Since the inception of the prizes in 1917, the board, later renamed the Pulitzer Prize Board, has increased the number of awards to 21 and introduced poetry, music, and photography as subjects, while adhering to the spirit of the founder's will and its intent.

Nervous beginnings

Hello, all.

You may be wondering why I decided to take on the daunting task of reading all of the Pulitzer Prize-winning novels.

It first started fall semester of '09. I took a feature writing class in which my teacher had us reading a lot of the prize-winning articles so I was spending a lot of time at While I love to read, it was kind of hard to find a lot of the articles past 2002 and I'm not incredibly interested in reading them anyways.

That's when I started getting curious about the prize-winning novels. I checked them out. They date back to 1917! I think I counted somewhere around 90 novels.

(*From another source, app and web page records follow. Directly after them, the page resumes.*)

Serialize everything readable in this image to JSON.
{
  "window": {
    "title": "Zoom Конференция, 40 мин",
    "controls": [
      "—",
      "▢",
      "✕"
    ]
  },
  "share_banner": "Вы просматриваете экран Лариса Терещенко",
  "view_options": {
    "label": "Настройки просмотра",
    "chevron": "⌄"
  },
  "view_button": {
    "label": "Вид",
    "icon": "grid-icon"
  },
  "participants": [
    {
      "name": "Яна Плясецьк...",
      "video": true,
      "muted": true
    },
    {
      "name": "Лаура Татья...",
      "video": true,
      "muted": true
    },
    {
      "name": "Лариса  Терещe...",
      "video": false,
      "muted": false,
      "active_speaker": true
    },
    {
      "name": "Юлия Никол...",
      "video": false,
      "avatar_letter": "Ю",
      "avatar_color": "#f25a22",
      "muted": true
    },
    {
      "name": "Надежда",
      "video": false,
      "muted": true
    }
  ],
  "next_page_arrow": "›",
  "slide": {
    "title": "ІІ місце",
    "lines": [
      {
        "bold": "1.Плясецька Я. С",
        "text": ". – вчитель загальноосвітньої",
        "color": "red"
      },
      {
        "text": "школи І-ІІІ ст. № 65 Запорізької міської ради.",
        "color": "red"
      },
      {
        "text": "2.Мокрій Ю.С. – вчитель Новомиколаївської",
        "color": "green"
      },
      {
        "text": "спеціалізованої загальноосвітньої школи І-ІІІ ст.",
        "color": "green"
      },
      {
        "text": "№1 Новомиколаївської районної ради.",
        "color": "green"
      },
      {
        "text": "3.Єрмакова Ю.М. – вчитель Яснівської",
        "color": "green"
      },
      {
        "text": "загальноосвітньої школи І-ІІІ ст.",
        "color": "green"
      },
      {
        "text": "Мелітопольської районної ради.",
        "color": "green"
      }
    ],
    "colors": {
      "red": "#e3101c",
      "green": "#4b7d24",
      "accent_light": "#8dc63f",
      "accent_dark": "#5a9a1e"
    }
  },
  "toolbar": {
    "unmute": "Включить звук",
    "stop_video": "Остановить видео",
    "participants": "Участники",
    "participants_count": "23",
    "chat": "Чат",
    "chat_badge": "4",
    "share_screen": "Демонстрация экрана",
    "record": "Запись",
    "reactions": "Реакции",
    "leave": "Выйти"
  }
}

The thought to challenge myself and read them all didn't creep into my mind until later. Even then, I wasn't sure I wanted to do it. Then, a couple of weeks ago, I finally decided to do it!

I'm so nervous about this journey, and I think it might be a long one. But here goes! I think by the end of this, the winners for 2010 and 2011 might already be announced...